Recently I have been reading opinions about the TSPLOST vote coming up on Tuesday. One common statement I see over and over again is usually “I will vote no because these projects will not affect me.“ To these people I would like to say that these projects will in fact affect you because they will stimulate our local economy.
The GDOT employs tens of thousands of men and woman here in Georgia by letting, then awarding projects all over the state to contractors. This is more far-reaching than most people realize. Sub-contractors, fabricators, manufacturers, suppliers, lumber mills, steel mills, truck drivers, quarries, just to name a few, will be directly impacted if TSPLOST is not passed. Many smaller contractors have already gone out of business and countless others have lost their jobs because GDOT simply does not have the funds to let projects.
Keeping an updated and safe infrastructure is one of the main jobs of government. This is not something the private sector can do. Unfortunately a contractor cannot just decide on his own to build a road or repair a bridge. For that we need government and we need to use our taxes to pay for it.
I looked at the list of proposed projects and there are some good and well-needed ones listed. There are also a few that may not be so critical, to me at least.
Here’s a fact that I can’t back up but no one reading this will be able to deny. $8 billion dollars to do road projects in the state of Georgia is only a small fraction of the money needed to do all of the work that needs to be done. Every major interchange around 285 (and most small ones) needs to be reworked and updated.
An outer perimeter needs to be looked at again. A vast majority of bridges need to be widened (and some just torn down and replaced). I-75, I-85, 675, 575 I-20, 285 and Ga. 400 all need to be widened to accept additional lanes. A new highway that runs north and south that doesn’t bottleneck in downtown Atlanta would be nice. How about a highway that will take you from Cherokee/north Cobb to Gwinnett without having to get on 285?

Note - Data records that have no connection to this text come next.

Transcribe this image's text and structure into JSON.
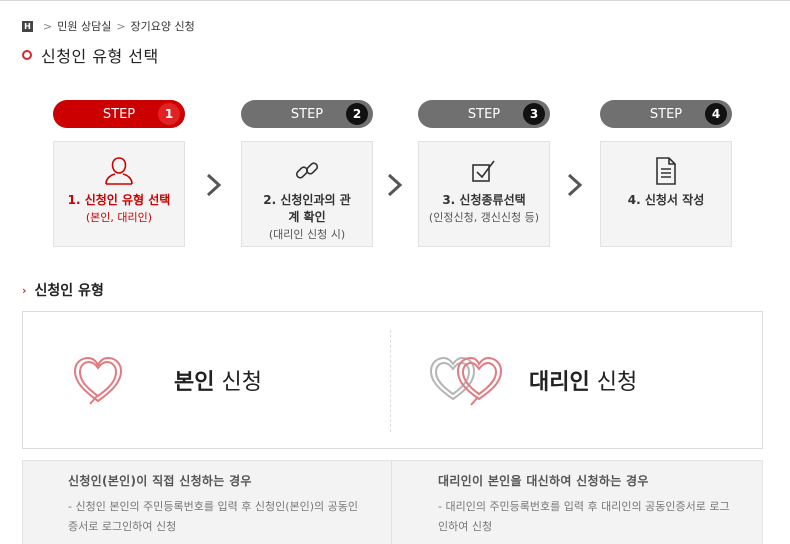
{
  "breadcrumb": {
    "home_icon": "H",
    "items": [
      "민원 상담실",
      "장기요양 신청"
    ],
    "separator": ">"
  },
  "page_title": "신청인 유형 선택",
  "steps": [
    {
      "label": "STEP",
      "number": "1",
      "title": "1. 신청인 유형 선택",
      "subtitle": "(본인, 대리인)",
      "icon": "person-icon",
      "active": true
    },
    {
      "label": "STEP",
      "number": "2",
      "title": "2. 신청인과의 관계 확인",
      "subtitle": "(대리인 신청 시)",
      "icon": "link-icon",
      "active": false
    },
    {
      "label": "STEP",
      "number": "3",
      "title": "3. 신청종류선택",
      "subtitle": "(인정신청, 갱신신청 등)",
      "icon": "checkbox-icon",
      "active": false
    },
    {
      "label": "STEP",
      "number": "4",
      "title": "4. 신청서 작성",
      "subtitle": "",
      "icon": "document-icon",
      "active": false
    }
  ],
  "section_title": "신청인 유형",
  "types": {
    "self": {
      "bold": "본인",
      "rest": " 신청",
      "icon": "heart-icon"
    },
    "proxy": {
      "bold": "대리인",
      "rest": " 신청",
      "icon": "double-heart-icon"
    }
  },
  "descriptions": {
    "self": {
      "title": "신청인(본인)이 직접 신청하는 경우",
      "body": "- 신청인 본인의 주민등록번호를 입력 후 신청인(본인)의 공동인증서로 로그인하여 신청"
    },
    "proxy": {
      "title": "대리인이 본인을 대신하여 신청하는 경우",
      "body": "- 대리인의 주민등록번호를 입력 후 대리인의 공동인증서로 로그인하여 신청"
    }
  },
  "colors": {
    "accent": "#cc0000",
    "inactive": "#707070",
    "box_bg": "#f4f4f4"
  }
}
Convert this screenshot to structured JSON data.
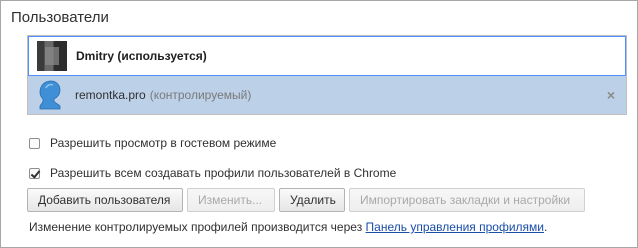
{
  "section": {
    "title": "Пользователи"
  },
  "users": [
    {
      "name": "Dmitry (используется)",
      "avatar": "pixelated-photo-avatar"
    },
    {
      "name": "remontka.pro",
      "status": "(контролируемый)",
      "avatar": "blue-silhouette-avatar",
      "remove_icon": "×"
    }
  ],
  "options": {
    "guest_browsing": {
      "label": "Разрешить просмотр в гостевом режиме",
      "checked": false
    },
    "allow_profiles": {
      "label": "Разрешить всем создавать профили пользователей в Chrome",
      "checked": true
    }
  },
  "buttons": {
    "add": "Добавить пользователя",
    "edit": "Изменить...",
    "delete": "Удалить",
    "import": "Импортировать закладки и настройки"
  },
  "footer": {
    "text": "Изменение контролируемых профилей производится через ",
    "link": "Панель управления профилями",
    "end": "."
  },
  "colors": {
    "selected_row": "#bcd0e8",
    "focus_border": "#4d90fe",
    "link": "#1a4ea8",
    "avatar_blue": "#3f8fd6"
  }
}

These are just some ideas for the metro area. What about the rest of the state? How many thousands of miles of roads here locally need to be repaved or widened? How many thousands of secondary intersections need to be updated and turn lanes added? Again, I’m just talking about the metro area. Again, what about the rest of the state? Would $100 billion be enough? $200 billion maybe? Do those numbers sound ridiculous? I don’t think they do. I’m sorry, but $8 billion is just not enough to implement improvements that will affect every one.
This tax will put a lot of people back to work. If you are voting no because “It doesn’t affect you,” how about voting yes because it will affect many others?